Growing Borax crystal is a really fun and easy experiment for kids. We were looking for some Valentine crafts to do and decide to make crystals again because it's been a few years since we've made them.
What You Need
- wide mouth jar (pint or quart)
- white pipe cleaners
- borax (sold in the Laundry soap isle)
- pencil or chopstick
- boiling water
- food coloring (opt.)
The first thing you need to do is to boil the water. You can make shapes out of the pipe cleaners while you are waiting. We made hearts, and then connected them together with string. Your shape needs to be small enough to fit inside the jar without touching the sides or bottom. basic shapes lie stars, spirals and snowflakes work well.

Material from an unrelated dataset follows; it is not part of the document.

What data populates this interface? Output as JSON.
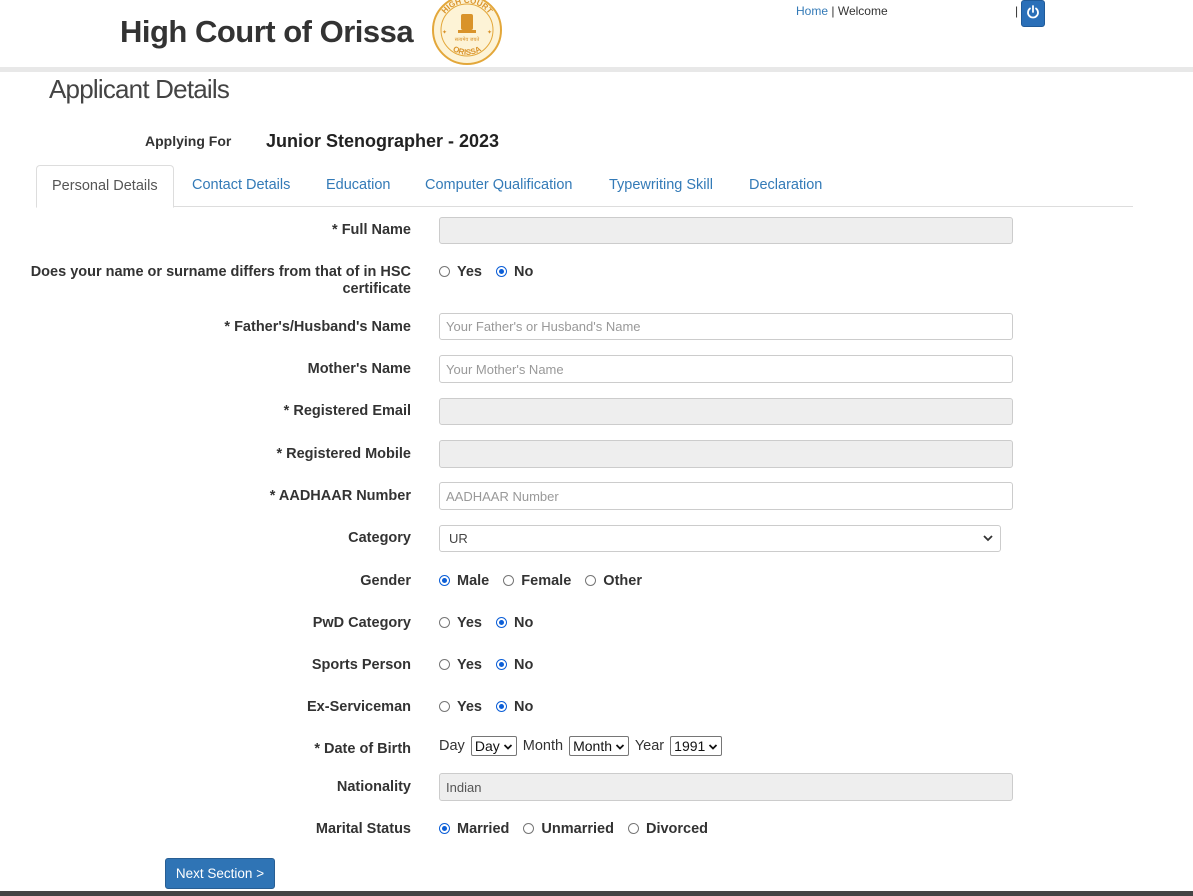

We usually use about two cups of water per pint jar. Our heart design was so long we had to use a quart jar, so we used 4 cups of boiling water for it.

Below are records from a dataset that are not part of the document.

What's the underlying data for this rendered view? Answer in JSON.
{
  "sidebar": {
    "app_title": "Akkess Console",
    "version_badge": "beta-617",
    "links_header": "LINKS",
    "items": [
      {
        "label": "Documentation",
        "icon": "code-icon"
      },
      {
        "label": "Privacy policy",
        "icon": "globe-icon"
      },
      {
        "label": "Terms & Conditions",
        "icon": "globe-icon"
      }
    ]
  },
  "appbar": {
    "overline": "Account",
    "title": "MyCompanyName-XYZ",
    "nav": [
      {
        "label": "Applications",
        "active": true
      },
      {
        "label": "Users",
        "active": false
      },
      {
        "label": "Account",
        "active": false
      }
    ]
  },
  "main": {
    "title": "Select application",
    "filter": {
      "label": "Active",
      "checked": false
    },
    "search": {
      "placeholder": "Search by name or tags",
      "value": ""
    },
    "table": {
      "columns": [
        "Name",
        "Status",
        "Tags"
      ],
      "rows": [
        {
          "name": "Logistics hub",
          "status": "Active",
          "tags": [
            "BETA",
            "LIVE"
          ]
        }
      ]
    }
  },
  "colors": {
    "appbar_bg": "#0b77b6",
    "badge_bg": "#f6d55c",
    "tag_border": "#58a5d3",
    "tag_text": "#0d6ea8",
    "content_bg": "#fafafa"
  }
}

i added the boiling water to the jar and let my daughter add the borax. You add 3 Tbsp per cup of water. We used 4 cups of water, so we added 12 Tbsp of borax powder. Stir after each spoonful of borax so it is mixed well. It's okay if some of the borax doesn't dissolve.
Then we added a few drops of red food coloring. You can add whatever color you like.

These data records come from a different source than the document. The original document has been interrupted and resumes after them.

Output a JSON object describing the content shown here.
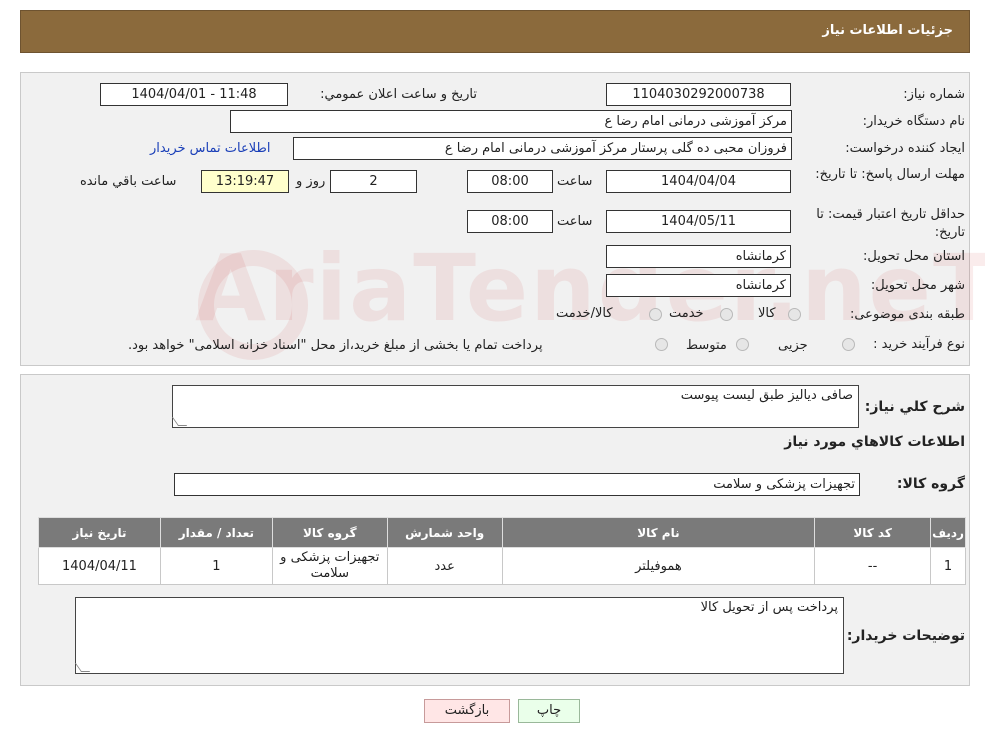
{
  "header": {
    "title": "جزئیات اطلاعات نیاز"
  },
  "watermark": {
    "text": "AriaTender.neT"
  },
  "form": {
    "need_number_label": "شماره نیاز:",
    "need_number": "1104030292000738",
    "announce_label": "تاريخ و ساعت اعلان عمومي:",
    "announce_value": "1404/04/01 - 11:48",
    "buyer_org_label": "نام دستگاه خریدار:",
    "buyer_org": "مرکز آموزشی  درمانی امام رضا  ع",
    "creator_label": "ایجاد کننده درخواست:",
    "creator": "فروزان محبی ده گلی پرستار مرکز آموزشی  درمانی امام رضا  ع",
    "contact_link": "اطلاعات تماس خریدار",
    "deadline_label": "مهلت ارسال پاسخ: تا تاریخ:",
    "deadline_date": "1404/04/04",
    "time_label": "ساعت",
    "deadline_time": "08:00",
    "days_value": "2",
    "days_label": "روز و",
    "remaining_time": "13:19:47",
    "remaining_label": "ساعت باقي مانده",
    "validity_label": "حداقل تاریخ اعتبار قیمت: تا تاریخ:",
    "validity_date": "1404/05/11",
    "validity_time": "08:00",
    "province_label": "استان محل تحویل:",
    "province": "کرمانشاه",
    "city_label": "شهر محل تحویل:",
    "city": "کرمانشاه",
    "category_label": "طبقه بندی موضوعی:",
    "category_options": [
      "کالا",
      "خدمت",
      "کالا/خدمت"
    ],
    "process_label": "نوع فرآیند خرید :",
    "process_options": [
      "جزیی",
      "متوسط"
    ],
    "process_note": "پرداخت تمام یا بخشی از مبلغ خرید،از محل \"اسناد خزانه اسلامی\" خواهد بود."
  },
  "details": {
    "summary_label": "شرح کلي نياز:",
    "summary": "صافی دیالیز طبق لیست پیوست",
    "goods_info_title": "اطلاعات کالاهاي مورد نياز",
    "group_label": "گروه کالا:",
    "group": "تجهیزات پزشکی و سلامت",
    "table": {
      "headers": [
        "ردیف",
        "کد کالا",
        "نام کالا",
        "واحد شمارش",
        "گروه کالا",
        "تعداد / مقدار",
        "تاریخ نیاز"
      ],
      "rows": [
        [
          "1",
          "--",
          "هموفیلتر",
          "عدد",
          "تجهیزات پزشکی و سلامت",
          "1",
          "1404/04/11"
        ]
      ]
    },
    "buyer_notes_label": "توضیحات خریدار:",
    "buyer_notes": "پرداخت پس از تحویل کالا"
  },
  "buttons": {
    "print": "چاپ",
    "back": "بازگشت"
  }
}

We tied our pipe cleaners hearts to a chop stick, so that is was suspended in the liquid, but not touching the bottom or sides. You could use a pencil or stick what ever you have on hand.
Then we waited.
The first time we made these the crystals began appearing almost immediately. Within a few hours the pipe cleaners were almost covered. This time we waited, but nothing happened. i was afraid we'd messed up the measurement, but i put it aside and left it to sit until morning.
When we checked it the next morning we were excited to see that it was covered in beautiful shimmery crystals!
We hung them in the window as a lovely suncatcher.
So how do the Borax crystals grow?
Hot water holds more borax crystals than cold water. That's because heated water molecules move farther apart, making room for more of the borax crystals to dissolve. When no more of the solution can be dissolved, you have reached saturation. As this solution cools, the water molecules move closer together again. Now there's less room for the solution to hold onto as much of the dissolved borax. Crystals begin to form and build on one another as the water lets go of the excess and evaporates.
*taken from britton.disted.camosun.bc.ca/snow/boraxsnowflake.html